The Harrison Hill was the top of the heap for me in our DeLille tasting (with the Doyenne and Chaleur Blanc close behind). Big and dark and tannic and complex, with a finish that lasted well into each next taste. A bit pricey at $75 a bottle, but this one I think is worth it. Read more on RJ's Wine Blog.
2007 Rocca Family Vineyards Bad Boy Red – Napa Valley, California Having met the "bad boy" himself, I think he epitomizes this wine: nicely expressed flavors of Napa, becoming even more attractive as the eveni...
Having met the "bad boy" himself, I think he epitomizes this wine: nicely expressed flavors of Napa, becoming even more attractive as the evening progresses. In the wine: fruit, a viney spiciness, even a hint of cocoa, and mild tannins that meld together and pair with a surprising number of different foods.
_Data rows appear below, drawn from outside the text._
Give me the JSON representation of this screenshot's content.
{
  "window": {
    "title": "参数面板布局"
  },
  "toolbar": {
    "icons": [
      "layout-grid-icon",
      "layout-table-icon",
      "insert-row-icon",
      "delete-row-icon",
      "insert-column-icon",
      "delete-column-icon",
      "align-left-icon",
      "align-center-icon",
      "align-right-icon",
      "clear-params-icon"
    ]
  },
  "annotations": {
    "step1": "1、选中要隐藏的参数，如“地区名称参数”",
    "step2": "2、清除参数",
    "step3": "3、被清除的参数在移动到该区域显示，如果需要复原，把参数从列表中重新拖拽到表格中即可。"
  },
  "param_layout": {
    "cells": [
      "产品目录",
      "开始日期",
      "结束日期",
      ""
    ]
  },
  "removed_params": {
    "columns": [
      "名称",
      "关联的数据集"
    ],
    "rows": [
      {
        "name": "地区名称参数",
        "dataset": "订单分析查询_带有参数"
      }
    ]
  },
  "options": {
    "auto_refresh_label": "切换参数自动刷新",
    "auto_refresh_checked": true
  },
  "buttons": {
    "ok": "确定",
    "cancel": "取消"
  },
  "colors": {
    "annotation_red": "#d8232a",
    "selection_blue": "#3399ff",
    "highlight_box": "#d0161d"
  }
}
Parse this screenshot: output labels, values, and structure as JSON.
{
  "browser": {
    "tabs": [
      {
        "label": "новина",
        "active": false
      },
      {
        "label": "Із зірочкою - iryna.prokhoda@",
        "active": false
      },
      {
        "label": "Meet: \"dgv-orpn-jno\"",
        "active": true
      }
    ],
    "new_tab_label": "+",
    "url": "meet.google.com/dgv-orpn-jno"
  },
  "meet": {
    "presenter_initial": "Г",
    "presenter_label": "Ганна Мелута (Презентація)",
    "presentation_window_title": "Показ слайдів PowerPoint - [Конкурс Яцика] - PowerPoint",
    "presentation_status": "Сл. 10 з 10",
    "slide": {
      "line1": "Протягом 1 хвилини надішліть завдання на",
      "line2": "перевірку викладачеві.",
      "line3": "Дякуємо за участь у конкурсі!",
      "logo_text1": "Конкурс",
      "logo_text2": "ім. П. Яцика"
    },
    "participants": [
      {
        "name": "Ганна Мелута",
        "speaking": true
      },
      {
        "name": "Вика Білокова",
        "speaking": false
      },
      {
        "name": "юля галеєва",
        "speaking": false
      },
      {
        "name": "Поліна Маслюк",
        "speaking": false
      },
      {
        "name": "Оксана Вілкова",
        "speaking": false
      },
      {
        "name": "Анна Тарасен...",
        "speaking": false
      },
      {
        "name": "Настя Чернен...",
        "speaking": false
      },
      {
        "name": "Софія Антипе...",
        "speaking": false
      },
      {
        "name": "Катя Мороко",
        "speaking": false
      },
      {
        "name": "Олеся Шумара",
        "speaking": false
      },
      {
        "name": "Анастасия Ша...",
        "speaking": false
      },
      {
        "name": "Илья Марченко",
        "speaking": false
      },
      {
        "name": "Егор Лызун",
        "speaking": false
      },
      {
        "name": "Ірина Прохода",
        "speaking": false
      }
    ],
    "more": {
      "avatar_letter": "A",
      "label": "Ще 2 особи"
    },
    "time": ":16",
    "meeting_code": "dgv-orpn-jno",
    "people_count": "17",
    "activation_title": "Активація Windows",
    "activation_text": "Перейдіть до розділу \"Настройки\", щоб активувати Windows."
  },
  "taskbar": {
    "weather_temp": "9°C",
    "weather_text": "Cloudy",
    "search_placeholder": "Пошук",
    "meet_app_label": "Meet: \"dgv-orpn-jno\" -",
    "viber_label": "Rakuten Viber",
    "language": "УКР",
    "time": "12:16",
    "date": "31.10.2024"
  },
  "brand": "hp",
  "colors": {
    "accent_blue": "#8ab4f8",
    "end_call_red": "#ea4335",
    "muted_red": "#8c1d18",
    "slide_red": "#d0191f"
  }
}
Like several for the moderately-priced bottles of '03 Bordeaux I have opened recently, this is coming to life, perhaps even peaking now. A year ago it was dead, but now it is showing a pleasant balance of fruit, blackberry and some raspberry, and more aged flavors of violets and cigar box. Tannins are soft and smooth. This has matured into a very pleasant bottle of wine at a bargain price, drinking at its peak right now. Highly recommended as a bargain introduction to a great year for Bordeaux.
Red currant, unsweetened chocolate, cedar and a touch of mint are overwhelmed by harsh green, unripe flavors. Sweet vanilla-flavored oak treatment and bitter vegetal tastes leave this...not recommended.
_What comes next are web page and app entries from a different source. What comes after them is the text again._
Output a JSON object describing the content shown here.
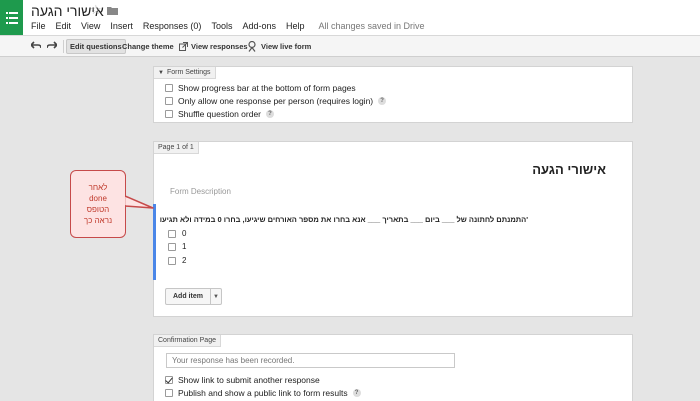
{
  "doc": {
    "title": "אישורי הגעה"
  },
  "menu": {
    "items": [
      "File",
      "Edit",
      "View",
      "Insert",
      "Responses (0)",
      "Tools",
      "Add-ons",
      "Help"
    ],
    "saved_status": "All changes saved in Drive"
  },
  "toolbar": {
    "edit_questions": "Edit questions",
    "change_theme": "Change theme",
    "view_responses": "View responses",
    "view_live_form": "View live form"
  },
  "settings": {
    "label": "Form Settings",
    "options": [
      {
        "text": "Show progress bar at the bottom of form pages",
        "checked": false,
        "help": false
      },
      {
        "text": "Only allow one response per person (requires login)",
        "checked": false,
        "help": true
      },
      {
        "text": "Shuffle question order",
        "checked": false,
        "help": true
      }
    ]
  },
  "page": {
    "label": "Page 1 of 1",
    "form_title": "אישורי הגעה",
    "form_description": "Form Description",
    "question": "'התמנתם לחתונה של ___ ביום ___ בתאריך ___ אנא בחרו את מספר האורחים שיגיעו, בחרו 0 במידה ולא תגיעו",
    "choices": [
      "0",
      "1",
      "2"
    ],
    "add_item": "Add item"
  },
  "confirmation": {
    "label": "Confirmation Page",
    "message_value": "Your response has been recorded.",
    "options": [
      {
        "text": "Show link to submit another response",
        "checked": true,
        "help": false
      },
      {
        "text": "Publish and show a public link to form results",
        "checked": false,
        "help": true
      }
    ]
  },
  "annotation": {
    "lines": [
      "לאחר",
      "done",
      "הטופס",
      "נראה כך"
    ]
  },
  "colors": {
    "app_green": "#1e9a4d",
    "question_accent": "#4a86e8",
    "callout_border": "#c64a4a",
    "callout_fill": "#fde3e3"
  }
}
The nose has a characteristic cigar/tobacco aroma, suggesting the wine is at or near maturity. The palate is smooth and supple and just about ready. A delicious wine and one that reinforces the excellent reputation of the 1996 Bordeaux vintage. Drink now to 2015. Blending proportions are unknown. More wine writing by Stuart can be found on his blog, Worcester Sauce.
A bit closed on the nose though showing some cigar. Not quite ready on the palate, with some tannin to lose, though these are good and have a nice texture. This vintage of Léoville-Poyferré finishes a bit short for an $80 bottle of wine. Drink 2012–18. Blending proportions are unknown. More wine writing by Stuart can be found on his blog, Worcester Sauce.
A total of 240,000 bottles were produced from a harvest that stretched from September 30 to October 18. The nose is earthy and is already showing some cigar aromas—this wine is starting to mature. Quite a smooth texture on the palate but it lacks the richness of 2005. Drink 2012–17. The blend is 75% Cabernet Sauvignon, 20% Merlot, 5% Petit Verdot. More wine writing by Stuart can be found on his blog, Worcester Sauce.